That, or something very similar, would have been the response of most police officers called to a domestic abuse incident back in the 1980s, when I began practising. The police weren’t interested, leaving victims of domestic abuse to seek their own remedies, through the civil courts.
How times have changed. Victims can still seek their own remedies, but nowadays the police, and the Crown Prosecution Service (CPS), take a rather different attitude to the issue of domestic abuse.
The change was evidenced this week, with the publication of the tenth annual edition of the CPS’s Violence Against Women and Girls (VAWG) report, for 2016-17. Obviously, much of the content of the report does not relate directly to family matters, but there are a number of statistics that are of particular interest.
Firstly, the report tells us that in 2016-17 domestic abuse, rape and sexual offences accounted for 19.3 per cent of the CPS’s total caseload. This is up from just 7.1 per cent in 2007-08, a very significant increase. And of that 19.3 per cent, more than 80 per cent of those crimes were domestic abuse related. In short, domestic abuse crimes have risen from what was probably an insignificantly small percentage of the caseload of the CPS when it began operating in 1986 to nearly a sixth of its caseload now.
In terms of numbers, there were 70,853 convictions for domestic abuse related offences in 2016-17, up from 43,977 in 2007-08. Even accounting for repeat offenders, that is by any account a large number of people being punished for domestic abuse, surely sending out a clear message that society will not tolerate such crimes – in clear contrast to the situation back in the 1980s.
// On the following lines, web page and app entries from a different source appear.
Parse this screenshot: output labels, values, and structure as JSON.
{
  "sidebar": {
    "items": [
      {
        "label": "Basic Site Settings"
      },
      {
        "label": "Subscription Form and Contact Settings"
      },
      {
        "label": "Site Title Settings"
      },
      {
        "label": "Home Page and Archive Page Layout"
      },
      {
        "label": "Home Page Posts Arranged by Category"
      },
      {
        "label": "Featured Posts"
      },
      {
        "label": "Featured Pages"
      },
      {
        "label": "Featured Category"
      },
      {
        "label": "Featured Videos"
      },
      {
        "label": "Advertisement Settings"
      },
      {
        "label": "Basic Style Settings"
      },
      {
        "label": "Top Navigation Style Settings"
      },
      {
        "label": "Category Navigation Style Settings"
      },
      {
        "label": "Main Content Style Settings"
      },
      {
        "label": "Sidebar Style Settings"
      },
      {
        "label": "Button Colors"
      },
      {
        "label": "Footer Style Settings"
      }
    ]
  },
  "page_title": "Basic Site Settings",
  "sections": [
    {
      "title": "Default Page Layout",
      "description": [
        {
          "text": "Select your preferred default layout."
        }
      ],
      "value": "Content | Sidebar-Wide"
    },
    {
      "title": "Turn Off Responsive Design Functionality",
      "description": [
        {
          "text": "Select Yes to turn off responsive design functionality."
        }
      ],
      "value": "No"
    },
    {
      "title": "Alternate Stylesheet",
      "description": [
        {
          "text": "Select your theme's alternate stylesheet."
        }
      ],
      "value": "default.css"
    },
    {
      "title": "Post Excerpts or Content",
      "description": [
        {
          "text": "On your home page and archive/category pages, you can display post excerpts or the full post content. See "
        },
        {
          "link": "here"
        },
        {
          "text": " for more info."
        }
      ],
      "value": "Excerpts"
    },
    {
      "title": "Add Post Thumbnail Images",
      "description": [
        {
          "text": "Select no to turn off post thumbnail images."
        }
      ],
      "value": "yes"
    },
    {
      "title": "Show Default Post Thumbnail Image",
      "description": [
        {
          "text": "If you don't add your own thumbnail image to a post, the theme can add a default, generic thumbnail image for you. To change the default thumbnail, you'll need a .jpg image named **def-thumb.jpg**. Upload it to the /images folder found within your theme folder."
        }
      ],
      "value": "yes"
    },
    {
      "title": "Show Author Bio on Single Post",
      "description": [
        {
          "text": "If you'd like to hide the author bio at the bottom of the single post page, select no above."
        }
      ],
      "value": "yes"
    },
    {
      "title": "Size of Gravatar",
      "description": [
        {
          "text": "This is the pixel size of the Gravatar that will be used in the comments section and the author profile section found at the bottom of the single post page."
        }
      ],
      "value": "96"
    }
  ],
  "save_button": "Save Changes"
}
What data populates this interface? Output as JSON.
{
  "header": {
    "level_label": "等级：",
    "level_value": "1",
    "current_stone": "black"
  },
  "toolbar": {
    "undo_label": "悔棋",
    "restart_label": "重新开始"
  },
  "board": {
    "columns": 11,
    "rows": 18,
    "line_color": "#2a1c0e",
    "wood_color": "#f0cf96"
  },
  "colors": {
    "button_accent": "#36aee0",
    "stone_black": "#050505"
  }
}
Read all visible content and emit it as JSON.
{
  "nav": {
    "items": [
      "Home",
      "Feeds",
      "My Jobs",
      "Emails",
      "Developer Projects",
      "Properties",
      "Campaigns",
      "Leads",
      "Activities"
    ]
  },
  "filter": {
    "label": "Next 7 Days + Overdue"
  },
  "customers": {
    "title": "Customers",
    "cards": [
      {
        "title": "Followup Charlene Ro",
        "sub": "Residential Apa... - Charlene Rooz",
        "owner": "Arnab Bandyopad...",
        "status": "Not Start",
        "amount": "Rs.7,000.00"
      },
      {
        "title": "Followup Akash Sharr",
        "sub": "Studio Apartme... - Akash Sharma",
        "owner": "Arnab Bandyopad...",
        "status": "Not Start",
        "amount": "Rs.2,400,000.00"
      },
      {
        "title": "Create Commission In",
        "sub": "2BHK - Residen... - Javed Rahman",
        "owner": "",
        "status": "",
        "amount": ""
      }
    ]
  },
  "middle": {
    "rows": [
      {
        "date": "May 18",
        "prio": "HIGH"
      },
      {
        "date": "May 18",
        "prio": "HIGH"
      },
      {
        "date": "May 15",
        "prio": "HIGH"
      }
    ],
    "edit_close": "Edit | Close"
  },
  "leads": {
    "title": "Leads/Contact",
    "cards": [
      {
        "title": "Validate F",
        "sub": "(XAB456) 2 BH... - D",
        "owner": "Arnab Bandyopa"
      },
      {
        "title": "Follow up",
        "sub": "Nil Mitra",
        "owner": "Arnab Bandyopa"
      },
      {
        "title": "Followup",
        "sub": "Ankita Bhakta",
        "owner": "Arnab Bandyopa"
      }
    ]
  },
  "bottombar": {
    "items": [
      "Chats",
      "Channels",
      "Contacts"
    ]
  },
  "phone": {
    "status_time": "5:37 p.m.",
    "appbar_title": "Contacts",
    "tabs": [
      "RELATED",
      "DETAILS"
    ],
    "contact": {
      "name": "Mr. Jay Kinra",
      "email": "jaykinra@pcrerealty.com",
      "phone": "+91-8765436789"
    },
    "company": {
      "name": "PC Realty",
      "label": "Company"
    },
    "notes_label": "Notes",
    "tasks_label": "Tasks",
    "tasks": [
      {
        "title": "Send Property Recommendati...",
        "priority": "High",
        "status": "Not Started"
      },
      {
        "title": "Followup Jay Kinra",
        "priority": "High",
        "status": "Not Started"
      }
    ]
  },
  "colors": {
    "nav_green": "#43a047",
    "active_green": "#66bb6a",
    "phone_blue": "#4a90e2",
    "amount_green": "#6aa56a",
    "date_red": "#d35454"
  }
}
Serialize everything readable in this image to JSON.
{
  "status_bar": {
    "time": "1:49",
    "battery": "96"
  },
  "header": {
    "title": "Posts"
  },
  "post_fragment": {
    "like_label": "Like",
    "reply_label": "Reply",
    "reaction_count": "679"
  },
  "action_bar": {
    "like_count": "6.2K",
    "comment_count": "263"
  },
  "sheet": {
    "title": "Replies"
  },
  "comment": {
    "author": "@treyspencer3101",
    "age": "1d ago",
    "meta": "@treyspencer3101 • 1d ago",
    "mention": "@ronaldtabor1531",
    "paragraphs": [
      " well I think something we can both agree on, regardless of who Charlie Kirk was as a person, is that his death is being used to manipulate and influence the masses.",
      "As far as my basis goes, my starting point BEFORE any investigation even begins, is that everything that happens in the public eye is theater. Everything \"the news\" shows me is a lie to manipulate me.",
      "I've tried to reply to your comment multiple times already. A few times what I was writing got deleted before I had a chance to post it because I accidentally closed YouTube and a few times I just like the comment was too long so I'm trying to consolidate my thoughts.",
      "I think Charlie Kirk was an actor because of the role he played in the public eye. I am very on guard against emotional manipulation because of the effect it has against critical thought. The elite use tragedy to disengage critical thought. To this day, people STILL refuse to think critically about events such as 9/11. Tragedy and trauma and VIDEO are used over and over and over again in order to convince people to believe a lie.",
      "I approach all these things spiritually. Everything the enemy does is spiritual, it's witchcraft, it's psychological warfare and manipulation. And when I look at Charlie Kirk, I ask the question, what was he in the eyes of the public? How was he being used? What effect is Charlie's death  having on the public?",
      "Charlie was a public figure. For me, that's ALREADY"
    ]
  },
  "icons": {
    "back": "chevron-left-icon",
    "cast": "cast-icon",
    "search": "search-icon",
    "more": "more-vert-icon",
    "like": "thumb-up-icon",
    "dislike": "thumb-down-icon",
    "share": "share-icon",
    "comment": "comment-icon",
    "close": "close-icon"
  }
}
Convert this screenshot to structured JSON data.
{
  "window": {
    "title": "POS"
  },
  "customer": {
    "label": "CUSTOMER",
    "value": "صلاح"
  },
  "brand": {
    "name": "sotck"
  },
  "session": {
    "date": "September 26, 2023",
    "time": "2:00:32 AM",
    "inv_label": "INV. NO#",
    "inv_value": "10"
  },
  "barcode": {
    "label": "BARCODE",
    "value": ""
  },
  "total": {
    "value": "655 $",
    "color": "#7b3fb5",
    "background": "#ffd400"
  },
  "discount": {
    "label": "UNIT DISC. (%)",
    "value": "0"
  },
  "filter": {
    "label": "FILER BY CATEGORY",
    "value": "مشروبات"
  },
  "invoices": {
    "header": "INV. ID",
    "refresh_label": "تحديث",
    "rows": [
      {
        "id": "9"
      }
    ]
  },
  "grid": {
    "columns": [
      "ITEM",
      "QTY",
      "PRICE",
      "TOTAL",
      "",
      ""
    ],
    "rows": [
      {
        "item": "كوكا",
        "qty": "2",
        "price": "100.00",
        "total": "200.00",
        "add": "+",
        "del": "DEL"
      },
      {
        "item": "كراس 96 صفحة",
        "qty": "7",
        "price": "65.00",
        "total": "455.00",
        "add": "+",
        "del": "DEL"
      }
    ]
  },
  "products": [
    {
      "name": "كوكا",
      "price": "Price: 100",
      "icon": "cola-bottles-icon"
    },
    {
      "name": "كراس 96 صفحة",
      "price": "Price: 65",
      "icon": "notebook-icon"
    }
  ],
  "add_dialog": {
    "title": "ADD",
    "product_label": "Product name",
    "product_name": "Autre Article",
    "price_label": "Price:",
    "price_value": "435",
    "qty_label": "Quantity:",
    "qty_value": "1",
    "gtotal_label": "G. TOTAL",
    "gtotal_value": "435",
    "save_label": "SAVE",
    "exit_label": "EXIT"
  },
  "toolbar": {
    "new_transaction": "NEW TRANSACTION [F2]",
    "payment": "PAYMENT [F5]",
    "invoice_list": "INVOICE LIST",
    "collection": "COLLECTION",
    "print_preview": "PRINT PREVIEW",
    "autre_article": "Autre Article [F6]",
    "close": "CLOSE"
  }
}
By way of comparison, the number of applications to the civil (i.e. family) courts for non-molestation and occupation orders over the last year (July 2016 – June 2017) was 24,160, with a total of 26,475 orders being made (non-molestation and occupation orders being counted separately). In other words, the burden of dealing with domestic abuse has moved from the civil to the criminal courts. Whereas previously it was virtually a matter exclusively for the civil courts, now it is primarily a matter for the criminal courts.
The CPS report is not all good news, though. The report shows a decrease in domestic abuse prosecutions and convictions compared with 2015-16, following a two-year fall in referrals of domestic abuse from the police to the CPS. The CPS say that ‘cross-governmental work with the police is underway to address this fall’.
Leaving that point aside, the question must be: is it a good thing that domestic abuse is now primarily being dealt with by the criminal justice system?
Personally, I think the answer is ‘yes’, for two main reasons.
Firstly, as mentioned above, it sends out a clear message to potential abusers: society will not tolerate your actions. What was once swept under the carpet is now out in the open: domestic abuse is a crime. This must surely be the ultimate way to deter anyone from abusing their partner, and one would hope that it will ultimately result in a significant reduction in the incidence of domestic abuse.
The second reason is a point I have raised here before. Back in January 2015 I said this:
“When I was practising I was always worried that a domestic violence injunction was just a piece of paper and that, unlike the presence of a police officer or two, it was unlikely to deter the determined abuser. Hopefully, the full involvement of the police and the criminal justice system will help to discourage abusers and reduce the scourge of domestic violence.”
Let us hope that this turns out to be the case, that abusers are discouraged and that victims are better protected.